So there's this basic retail strategy called cross-promotion: use one item to sell another item. The classic example is a sign next to the chips: "Have a Coke with your chips!" Sometimes they even put a rack of Coke next to the chips. Sometimes, they even design a fixture that holds both Coke and chips. So we've got cross-promotion through signage, through proximity or through physical merchandising. All valid, all done a million times.

But what I saw in Dominick's the other day goes beyond any cross-promo scheme I've ever seen. It was on a micro scale. Heinz is using its actual ketchup labels to sell Ore-Ida french fries.

As I walk by the ketchup section, the Heinz bottles immediately catch my eye. On each bottle, where it usually says "Tomato Ketchup," it now says things about fries. Each one is funny, and each one is different. It says things like "What all the Ore-Ida fries are wearing" and "10 billion Ore-Ida fries can't be wrong." I also liked this one.

This is pretty exciting, because it takes in-store ads one step farther. The ketchup bottle is talking to me. And in a voice filled with personality, it's saying "Walk three aisles over to the frozen potatoes, and buy me a bag of fries." It made me aware of my location in the store, and what it would take to go get fries. I felt like the ketchup and the fries were friends! Like they wanted to be together! Powerful stuff, people.

Most interestingly, it made me consider the voice. I usually see signs in the voice of the store. If Dominick's wants to tell me "This pasta is half off," I'll listen. I trust the grocery store when it tells me about price. I trust the grocery store less, however, when it tells me about food. When Dominick's is like "Our fish is fresh!" I think, "Hmm. Really? Define fresh."

But when I see things in the voice of the product, which is much less often, I think I trust it more. Maybe because this is a new frontier, and it hasn't been exploited to death. But Heinz owns Ore-Ida (which I just discovered) and it's a really interesting way for that parent company to cross-promote its own products. Why rely on Dominick's to do that for them?

And there are so many huge companies that own tons of brands. Procter & Gamble could go nuts in this area - Tide could sell Febreze, for example. If the store told me to buy Febreze with my Tide, I might not listen. But if Tide told me - well, I trust Tide from 62 years of product history. Tide knows what it's talking about!

You know what would really be cool? If I went over to the Ore-Ida section and their bag said "Did you bring the Heinz ketchup?"


Stacy said...

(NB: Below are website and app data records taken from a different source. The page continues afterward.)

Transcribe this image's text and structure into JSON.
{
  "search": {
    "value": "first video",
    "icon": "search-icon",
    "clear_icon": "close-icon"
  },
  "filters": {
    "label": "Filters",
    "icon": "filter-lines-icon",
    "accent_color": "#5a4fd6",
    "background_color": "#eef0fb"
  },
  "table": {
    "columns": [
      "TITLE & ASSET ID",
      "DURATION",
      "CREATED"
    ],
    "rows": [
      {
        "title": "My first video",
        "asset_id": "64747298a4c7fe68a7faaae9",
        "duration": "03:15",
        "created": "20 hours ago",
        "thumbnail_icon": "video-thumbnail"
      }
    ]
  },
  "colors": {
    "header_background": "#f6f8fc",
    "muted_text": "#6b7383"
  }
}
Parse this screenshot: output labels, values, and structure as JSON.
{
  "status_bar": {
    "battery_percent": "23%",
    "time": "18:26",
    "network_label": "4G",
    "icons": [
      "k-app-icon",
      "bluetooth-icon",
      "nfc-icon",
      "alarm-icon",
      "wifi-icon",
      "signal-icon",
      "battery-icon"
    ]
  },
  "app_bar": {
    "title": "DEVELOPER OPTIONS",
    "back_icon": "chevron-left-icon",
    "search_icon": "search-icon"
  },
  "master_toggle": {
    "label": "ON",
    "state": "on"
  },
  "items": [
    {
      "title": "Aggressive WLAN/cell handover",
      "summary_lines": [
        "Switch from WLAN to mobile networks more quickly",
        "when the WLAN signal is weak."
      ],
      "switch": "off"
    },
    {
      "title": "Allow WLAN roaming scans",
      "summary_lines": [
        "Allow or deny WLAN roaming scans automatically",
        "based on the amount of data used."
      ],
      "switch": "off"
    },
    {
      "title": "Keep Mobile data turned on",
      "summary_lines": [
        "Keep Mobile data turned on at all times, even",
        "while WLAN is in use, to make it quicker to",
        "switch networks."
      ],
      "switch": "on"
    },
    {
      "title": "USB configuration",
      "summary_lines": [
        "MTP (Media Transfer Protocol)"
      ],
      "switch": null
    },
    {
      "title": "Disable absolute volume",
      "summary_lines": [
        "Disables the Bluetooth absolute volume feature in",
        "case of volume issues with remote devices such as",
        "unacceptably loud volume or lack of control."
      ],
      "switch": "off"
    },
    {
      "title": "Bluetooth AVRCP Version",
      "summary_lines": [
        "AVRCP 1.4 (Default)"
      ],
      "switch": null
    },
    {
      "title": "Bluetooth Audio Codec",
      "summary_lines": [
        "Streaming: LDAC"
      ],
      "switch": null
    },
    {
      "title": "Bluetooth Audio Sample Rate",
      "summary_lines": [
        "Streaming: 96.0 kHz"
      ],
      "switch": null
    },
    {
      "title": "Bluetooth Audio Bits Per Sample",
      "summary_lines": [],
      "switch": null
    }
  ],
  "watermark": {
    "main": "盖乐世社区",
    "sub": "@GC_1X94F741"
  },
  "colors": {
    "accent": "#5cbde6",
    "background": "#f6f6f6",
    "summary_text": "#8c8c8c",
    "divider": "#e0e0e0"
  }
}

What is cool about this is that Heinz has been putting slogans on their ketchup for a while now, but at first it was just catchy stuff about ketchup (haha) like "Will Work For Food." So I started looking for these jokes when I went to buy a bottle of Heinz, and I would usually purchase the sloganed one over the regular 57-Varietes one. It seems like this cross-promotion thing was a natural next step then, since they had already captured people's interest.

gone said...

Guerilla style.

Tyler said...

Yeah, I saw the new Heinz bottles a couple days ago. Interestingly enough, the new labels actually drove me away from buying it. Because although the new cross promotions are fresh and unique, they made me feel at some level that the content of the bottle was somehow different. Now, I knew it was the same old ketchup as ever. But, because they changed it, it broke the familiarity I'd grown with the product. With brands that have been running for a long time, familiarity is one of the key things that brings people back over and over again.

But then I just bought the damn thing 'cause I didn't want the Shaw's brand.

sara said...

It's funny, I actually felt deterred from buying them as well, but for a different reason: while an ad for Ore-Ida was really effective in the store, I didn't want an ad for Ore-Ida in my fridge!

So you see, they might have thought about the impact in the store, but it's just as important to consider the 'after purchase.' Like what if you could peel off the Ore-Ida ad and it just said "Tomato ketchup" underneath.

Elliott said...

I've seen those and thought they were cute and gay at the same time. So much of both that I would pretend I didn't see them.